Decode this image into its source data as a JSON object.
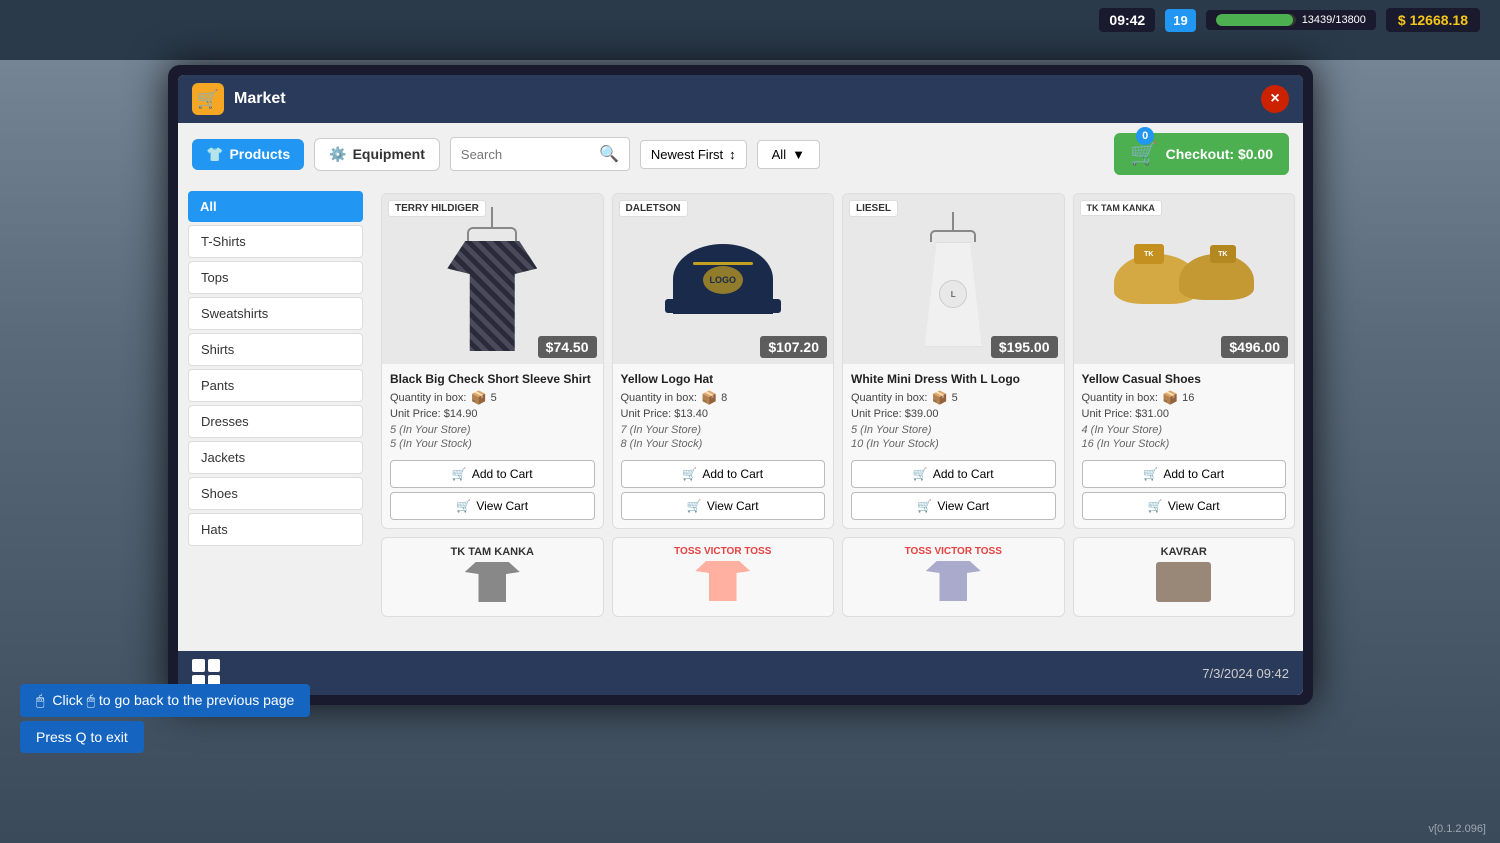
{
  "hud": {
    "time": "09:42",
    "level": "19",
    "xp_current": "13439",
    "xp_max": "13800",
    "xp_display": "13439/13800",
    "money": "$ 12668.18",
    "xp_percent": 97
  },
  "window": {
    "title": "Market",
    "close_label": "×"
  },
  "nav": {
    "products_tab": "Products",
    "equipment_tab": "Equipment",
    "search_placeholder": "Search",
    "sort_label": "Newest First",
    "filter_label": "All",
    "checkout_label": "Checkout: $0.00",
    "cart_count": "0"
  },
  "sidebar": {
    "items": [
      {
        "label": "All",
        "active": true
      },
      {
        "label": "T-Shirts",
        "active": false
      },
      {
        "label": "Tops",
        "active": false
      },
      {
        "label": "Sweatshirts",
        "active": false
      },
      {
        "label": "Shirts",
        "active": false
      },
      {
        "label": "Pants",
        "active": false
      },
      {
        "label": "Dresses",
        "active": false
      },
      {
        "label": "Jackets",
        "active": false
      },
      {
        "label": "Shoes",
        "active": false
      },
      {
        "label": "Hats",
        "active": false
      }
    ]
  },
  "products": [
    {
      "id": 1,
      "brand": "TERRY HILDIGER",
      "name": "Black Big Check Short Sleeve Shirt",
      "price": "$74.50",
      "qty_label": "Quantity in box:",
      "qty": "5",
      "unit_price": "Unit Price: $14.90",
      "store_qty": "5 (In Your Store)",
      "stock_qty": "5 (In Your Stock)",
      "type": "shirt"
    },
    {
      "id": 2,
      "brand": "DALETSON",
      "name": "Yellow Logo Hat",
      "price": "$107.20",
      "qty_label": "Quantity in box:",
      "qty": "8",
      "unit_price": "Unit Price: $13.40",
      "store_qty": "7 (In Your Store)",
      "stock_qty": "8 (In Your Stock)",
      "type": "hat"
    },
    {
      "id": 3,
      "brand": "LIESEL",
      "name": "White Mini Dress With L Logo",
      "price": "$195.00",
      "qty_label": "Quantity in box:",
      "qty": "5",
      "unit_price": "Unit Price: $39.00",
      "store_qty": "5 (In Your Store)",
      "stock_qty": "10 (In Your Stock)",
      "type": "dress"
    },
    {
      "id": 4,
      "brand": "TK TAM KANKA",
      "name": "Yellow Casual Shoes",
      "price": "$496.00",
      "qty_label": "Quantity in box:",
      "qty": "16",
      "unit_price": "Unit Price: $31.00",
      "store_qty": "4 (In Your Store)",
      "stock_qty": "16 (In Your Stock)",
      "type": "shoes"
    }
  ],
  "bottom_row_brands": [
    "TK TAM KANKA",
    "TOSS VICTOR TOSS",
    "TOSS VICTOR TOSS",
    "KAVRAR"
  ],
  "actions": {
    "add_to_cart": "Add to Cart",
    "view_cart": "View Cart"
  },
  "bottom_bar": {
    "datetime": "7/3/2024  09:42"
  },
  "hints": [
    "Click 🖱 to go back to the previous page",
    "Press Q to exit"
  ],
  "version": "v[0.1.2.096]"
}
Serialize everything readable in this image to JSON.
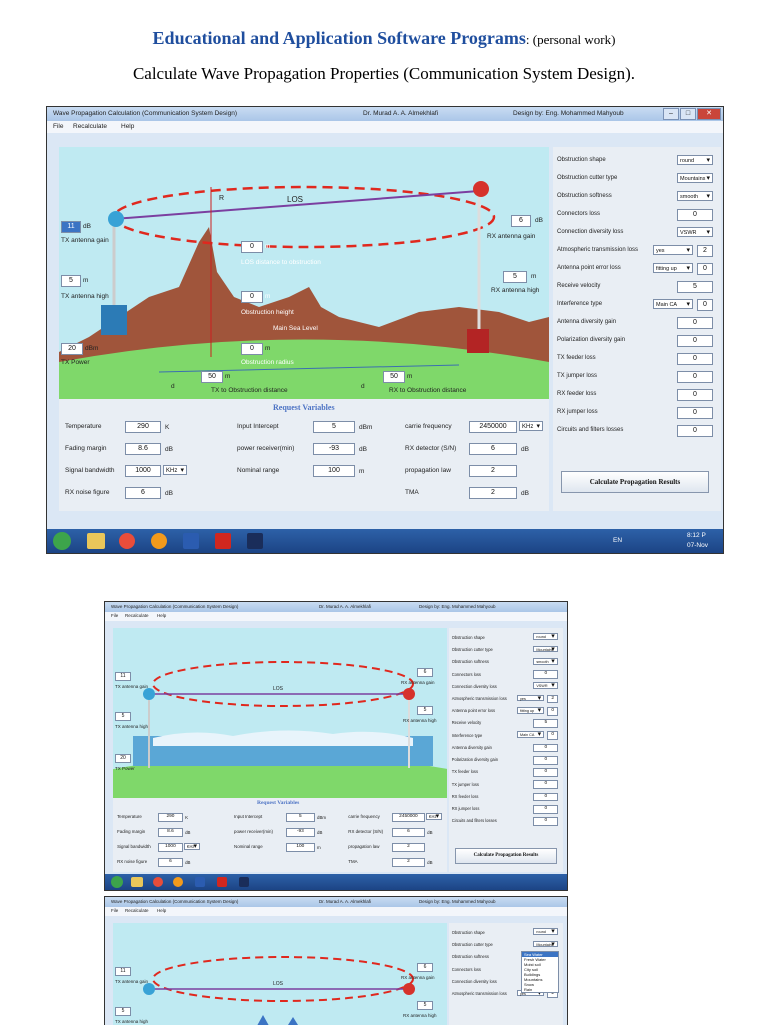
{
  "doc": {
    "heading": "Educational and Application Software Programs",
    "heading_suffix": ": (personal work)",
    "subheading": "Calculate Wave Propagation Properties (Communication System Design)."
  },
  "window": {
    "title": "Wave Propagation Calculation (Communication System Design)",
    "author": "Dr. Murad A. A. Almekhlafi",
    "designer": "Design by: Eng. Mohammed Mahyoub",
    "menu": [
      "File",
      "Recalculate",
      "Help"
    ]
  },
  "scene": {
    "los": "LOS",
    "r_sg": "R",
    "tx_gain_value": "11",
    "tx_gain_unit": "dB",
    "tx_gain_label": "TX antenna gain",
    "rx_gain_value": "6",
    "rx_gain_unit": "dB",
    "rx_gain_label": "RX antenna gain",
    "tx_high_value": "5",
    "tx_high_unit": "m",
    "tx_high_label": "TX antenna high",
    "rx_high_value": "5",
    "rx_high_unit": "m",
    "rx_high_label": "RX antenna high",
    "tx_power_value": "20",
    "tx_power_unit": "dBm",
    "tx_power_label": "TX Power",
    "los_obs_value": "0",
    "los_obs_unit": "m",
    "los_obs_label": "LOS distance to obstruction",
    "obs_height_value": "0",
    "obs_height_unit": "m",
    "obs_height_label": "Obstruction height",
    "main_sea_level": "Main Sea Level",
    "obs_radius_value": "0",
    "obs_radius_unit": "m",
    "obs_radius_label": "Obstruction radius",
    "tx_obs_value": "50",
    "tx_obs_unit": "m",
    "tx_obs_label": "TX to Obstruction distance",
    "rx_obs_value": "50",
    "rx_obs_unit": "m",
    "rx_obs_label": "RX to Obstruction distance",
    "d1": "d",
    "d2": "d"
  },
  "request": {
    "title": "Request Variables",
    "col1": [
      {
        "label": "Temperature",
        "value": "290",
        "unit": "K"
      },
      {
        "label": "Fading margin",
        "value": "8.6",
        "unit": "dB"
      },
      {
        "label": "Signal bandwidth",
        "value": "1000",
        "unit": "KHz"
      },
      {
        "label": "RX noise figure",
        "value": "6",
        "unit": "dB"
      }
    ],
    "col2": [
      {
        "label": "Input Intercept",
        "value": "5",
        "unit": "dBm"
      },
      {
        "label": "power receiver(min)",
        "value": "-93",
        "unit": "dB"
      },
      {
        "label": "Nominal range",
        "value": "100",
        "unit": "m"
      }
    ],
    "col3": [
      {
        "label": "carrie frequency",
        "value": "2450000",
        "unit": "KHz"
      },
      {
        "label": "RX detector (S/N)",
        "value": "6",
        "unit": "dB"
      },
      {
        "label": "propagation law",
        "value": "2",
        "unit": ""
      },
      {
        "label": "TMA",
        "value": "2",
        "unit": "dB"
      }
    ]
  },
  "right": {
    "rows": [
      {
        "label": "Obstruction shape",
        "value": "round"
      },
      {
        "label": "Obstruction cutter type",
        "value": "Mountains"
      },
      {
        "label": "Obstruction softness",
        "value": "smooth"
      },
      {
        "label": "Connectors loss",
        "value": "0"
      },
      {
        "label": "Connection diversity loss",
        "value": "VSWR"
      },
      {
        "label": "Atmospheric transmission loss",
        "value": "2",
        "sel": "yes"
      },
      {
        "label": "Antenna point error loss",
        "value": "0",
        "sel": "fitting up"
      },
      {
        "label": "Receive velocity",
        "value": "5"
      },
      {
        "label": "Interference type",
        "value": "0",
        "sel": "Main CA"
      },
      {
        "label": "Antenna diversity gain",
        "value": "0"
      },
      {
        "label": "Polarization diversity gain",
        "value": "0"
      },
      {
        "label": "TX feeder loss",
        "value": "0"
      },
      {
        "label": "TX jumper loss",
        "value": "0"
      },
      {
        "label": "RX feeder loss",
        "value": "0"
      },
      {
        "label": "RX jumper loss",
        "value": "0"
      },
      {
        "label": "Circuits and filters losses",
        "value": "0"
      }
    ],
    "button": "Calculate Propagation Results",
    "unit": "dB"
  },
  "taskbar": {
    "lang": "EN",
    "time": "8:12 P",
    "date": "07-Nov"
  },
  "dropdown_options": [
    "Sea Water",
    "Fresh Water",
    "Moist soil",
    "City soil",
    "Buildings",
    "Mountains",
    "Snow",
    "Rain"
  ],
  "colors": {
    "accent": "#1f4e9e",
    "sky": "#bfeaf2",
    "hill": "#a0553b",
    "ground": "#7fd86a",
    "los_ellipse": "#e0281e"
  }
}
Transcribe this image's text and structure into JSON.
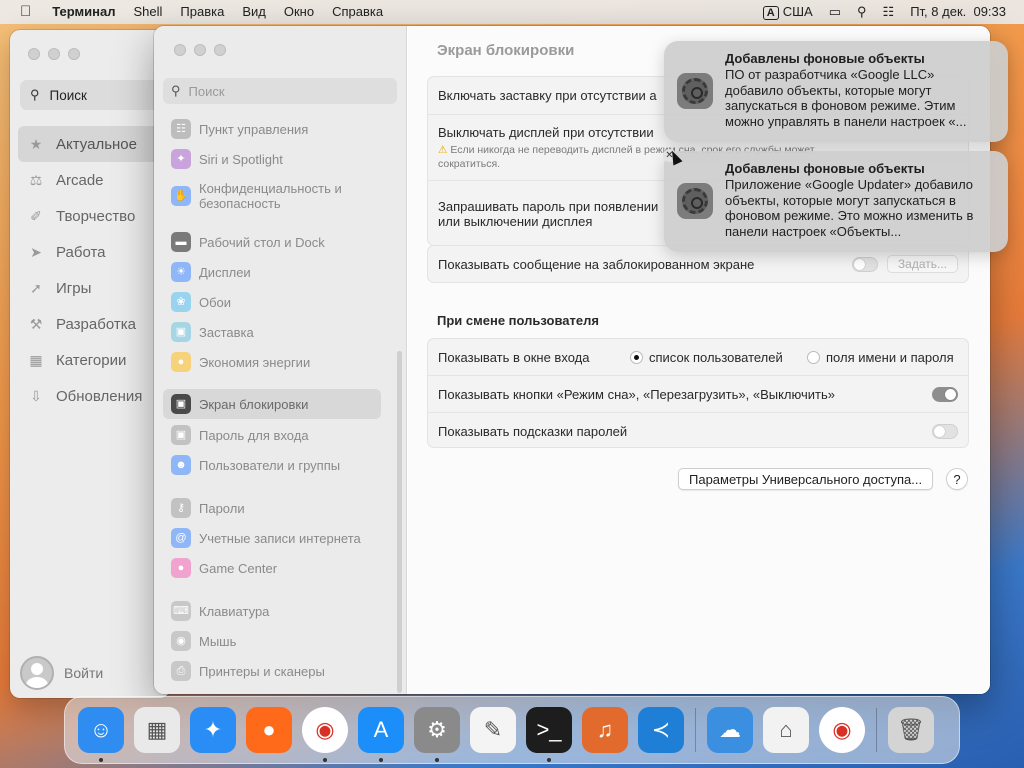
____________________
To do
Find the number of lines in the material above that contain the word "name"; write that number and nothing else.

Solution for this task
4